YOUR OBJECTIVE>
Could you restate the data word for word and drop the pictures?

[Dataset rows for apps and sites]

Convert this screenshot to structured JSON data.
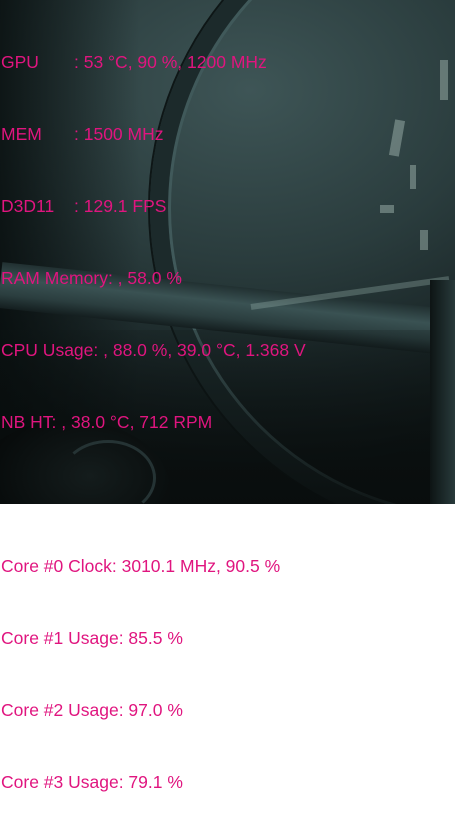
{
  "osd": {
    "color": "#e0157f",
    "gpu": {
      "label": "GPU",
      "value": ": 53 °C, 90 %, 1200 MHz"
    },
    "mem": {
      "label": "MEM",
      "value": ": 1500 MHz"
    },
    "d3d11": {
      "label": "D3D11",
      "value": ": 129.1 FPS"
    },
    "ram": {
      "text": "RAM Memory: , 58.0 %"
    },
    "cpu": {
      "text": "CPU Usage: , 88.0 %, 39.0 °C, 1.368 V"
    },
    "nb": {
      "text": "NB HT: , 38.0 °C, 712 RPM"
    },
    "cores": [
      {
        "text": "Core #0 Clock: 3010.1 MHz, 90.5 %"
      },
      {
        "text": "Core #1 Usage: 85.5 %"
      },
      {
        "text": "Core #2 Usage: 97.0 %"
      },
      {
        "text": "Core #3 Usage: 79.1 %"
      }
    ]
  }
}
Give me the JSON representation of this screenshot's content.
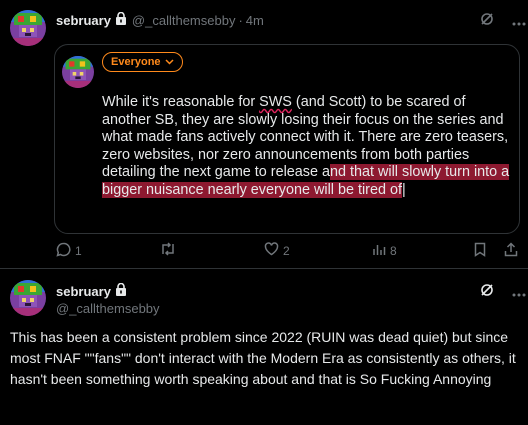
{
  "post": {
    "display_name": "sebruary",
    "handle": "@_callthemsebby",
    "time": "4m",
    "avatar_icon": "pixel-creeper-avatar"
  },
  "draft": {
    "audience_label": "Everyone",
    "text_before": "While it's reasonable for ",
    "text_sws": "SWS",
    "text_mid": " (and Scott) to be scared of another SB, they are slowly losing their focus on the series and what made fans actively connect with it. There are zero teasers, zero websites, nor zero announcements from both parties detailing the next game to release a",
    "text_selected": "nd that will slowly turn into a bigger nuisance nearly everyone will be tired of",
    "cursor": "|"
  },
  "actions": {
    "reply_count": "1",
    "like_count": "2",
    "views_count": "8"
  },
  "reply": {
    "display_name": "sebruary",
    "handle": "@_callthemsebby",
    "text": "This has been a consistent problem since 2022 (RUIN was dead quiet) but since most FNAF \"\"fans\"\" don't interact with the Modern Era as consistently as others, it hasn't been something worth speaking about and that is So Fucking Annoying"
  },
  "colors": {
    "background": "#000000",
    "audience_accent": "#ff8a1c",
    "selection": "#8d1930",
    "muted": "#71767b"
  }
}
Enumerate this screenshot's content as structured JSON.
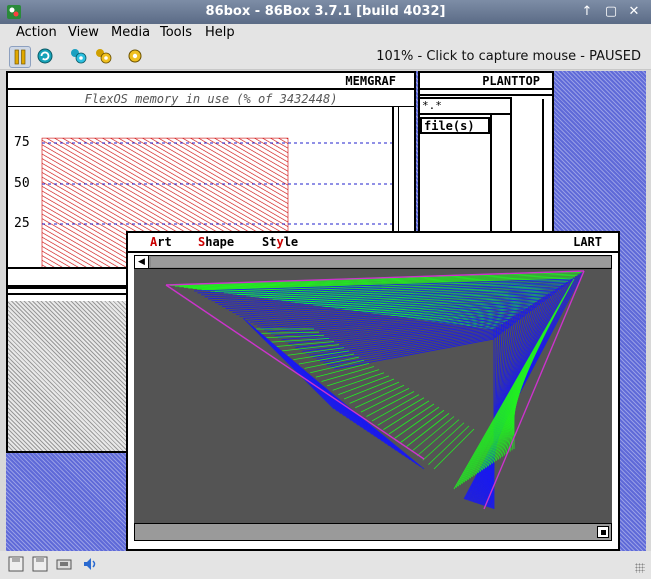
{
  "window": {
    "title": "86box - 86Box 3.7.1 [build 4032]",
    "controls": [
      "↑",
      "▢",
      "✕"
    ]
  },
  "menu": [
    "Action",
    "View",
    "Media",
    "Tools",
    "Help"
  ],
  "toolbar": {
    "status": "101% - Click to capture mouse - PAUSED",
    "buttons": [
      "pause-icon",
      "reset-icon",
      "ctrl-alt-del-icon",
      "ctrl-alt-esc-icon",
      "settings-icon"
    ]
  },
  "emu": {
    "memgraf": {
      "title": "MEMGRAF",
      "caption": "FlexOS memory in use (% of 3432448)",
      "ticks": [
        "75",
        "50",
        "25"
      ],
      "usage_percent": 78
    },
    "planttop": {
      "title": "PLANTTOP",
      "subwindow_title": "*.*",
      "field": "file(s)"
    },
    "lart": {
      "title": "LART",
      "menu": [
        {
          "hot": "A",
          "rest": "rt"
        },
        {
          "hot": "S",
          "rest": "hape"
        },
        {
          "pre": "St",
          "hot": "y",
          "rest": "le"
        }
      ]
    }
  },
  "statusbar": {
    "icons": [
      "floppy-a-icon",
      "floppy-b-icon",
      "network-icon",
      "sound-icon"
    ]
  },
  "colors": {
    "desktop": "#5f6ad8",
    "canvas": "#545454",
    "accent_red": "#cc0000",
    "line_green": "#22ee22",
    "line_blue": "#1a1aee",
    "line_magenta": "#cc33cc"
  }
}
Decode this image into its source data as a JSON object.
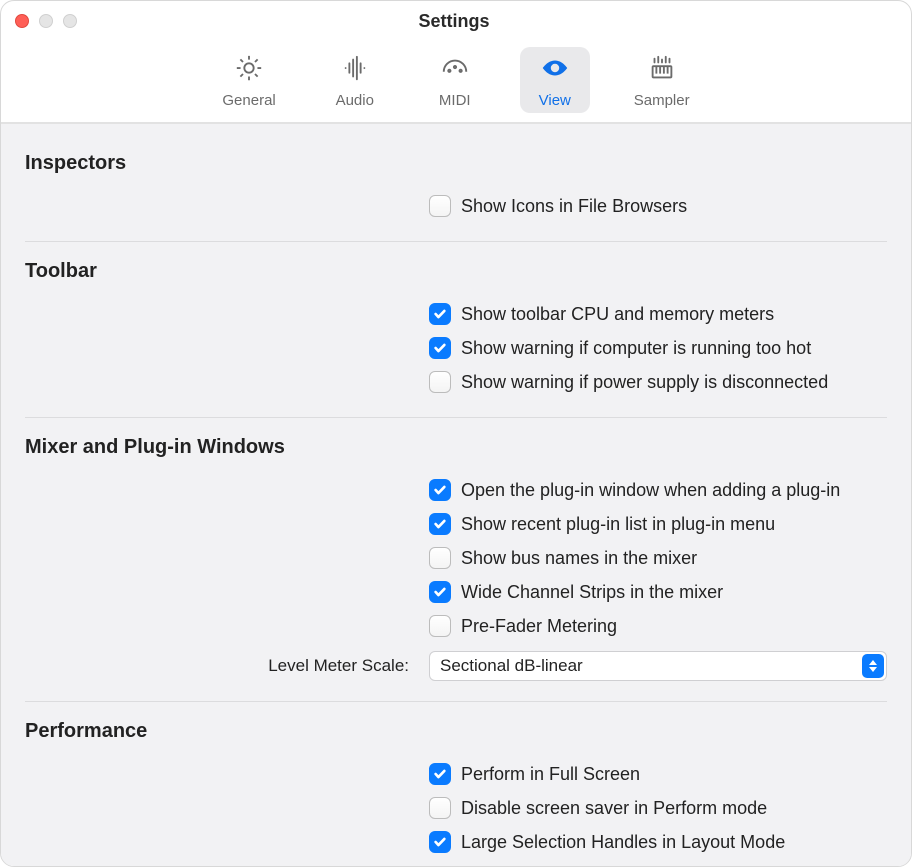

ANSWER TO THE PROBLEM>
Convert this screenshot to structured JSON data.
{
  "osd": {
    "color": "#e0157f",
    "gpu": {
      "label": "GPU",
      "value": ": 53 °C, 90 %, 1200 MHz"
    },
    "mem": {
      "label": "MEM",
      "value": ": 1500 MHz"
    },
    "d3d11": {
      "label": "D3D11",
      "value": ": 129.1 FPS"
    },
    "ram": {
      "text": "RAM Memory: , 58.0 %"
    },
    "cpu": {
      "text": "CPU Usage: , 88.0 %, 39.0 °C, 1.368 V"
    },
    "nb": {
      "text": "NB HT: , 38.0 °C, 712 RPM"
    },
    "cores": [
      {
        "text": "Core #0 Clock: 3010.1 MHz, 90.5 %"
      },
      {
        "text": "Core #1 Usage: 85.5 %"
      },
      {
        "text": "Core #2 Usage: 97.0 %"
      },
      {
        "text": "Core #3 Usage: 79.1 %"
      }
    ]
  }
}
Give me the JSON representation of this screenshot's content.
{
  "post": {
    "display_name": "sebruary",
    "handle": "@_callthemsebby",
    "time": "4m",
    "avatar_icon": "pixel-creeper-avatar"
  },
  "draft": {
    "audience_label": "Everyone",
    "text_before": "While it's reasonable for ",
    "text_sws": "SWS",
    "text_mid": " (and Scott) to be scared of another SB, they are slowly losing their focus on the series and what made fans actively connect with it. There are zero teasers, zero websites, nor zero announcements from both parties detailing the next game to release a",
    "text_selected": "nd that will slowly turn into a bigger nuisance nearly everyone will be tired of",
    "cursor": "|"
  },
  "actions": {
    "reply_count": "1",
    "like_count": "2",
    "views_count": "8"
  },
  "reply": {
    "display_name": "sebruary",
    "handle": "@_callthemsebby",
    "text": "This has been a consistent problem since 2022 (RUIN was dead quiet) but since most FNAF \"\"fans\"\" don't interact with the Modern Era as consistently as others, it hasn't been something worth speaking about and that is So Fucking Annoying"
  },
  "colors": {
    "background": "#000000",
    "audience_accent": "#ff8a1c",
    "selection": "#8d1930",
    "muted": "#71767b"
  }
}
Enumerate this screenshot's content as structured JSON.
{
  "window": {
    "title": "86box - 86Box 3.7.1 [build 4032]",
    "controls": [
      "↑",
      "▢",
      "✕"
    ]
  },
  "menu": [
    "Action",
    "View",
    "Media",
    "Tools",
    "Help"
  ],
  "toolbar": {
    "status": "101% - Click to capture mouse - PAUSED",
    "buttons": [
      "pause-icon",
      "reset-icon",
      "ctrl-alt-del-icon",
      "ctrl-alt-esc-icon",
      "settings-icon"
    ]
  },
  "emu": {
    "memgraf": {
      "title": "MEMGRAF",
      "caption": "FlexOS memory in use (% of 3432448)",
      "ticks": [
        "75",
        "50",
        "25"
      ],
      "usage_percent": 78
    },
    "planttop": {
      "title": "PLANTTOP",
      "subwindow_title": "*.*",
      "field": "file(s)"
    },
    "lart": {
      "title": "LART",
      "menu": [
        {
          "hot": "A",
          "rest": "rt"
        },
        {
          "hot": "S",
          "rest": "hape"
        },
        {
          "pre": "St",
          "hot": "y",
          "rest": "le"
        }
      ]
    }
  },
  "statusbar": {
    "icons": [
      "floppy-a-icon",
      "floppy-b-icon",
      "network-icon",
      "sound-icon"
    ]
  },
  "colors": {
    "desktop": "#5f6ad8",
    "canvas": "#545454",
    "accent_red": "#cc0000",
    "line_green": "#22ee22",
    "line_blue": "#1a1aee",
    "line_magenta": "#cc33cc"
  }
}
Decode this image into its source data as a JSON object.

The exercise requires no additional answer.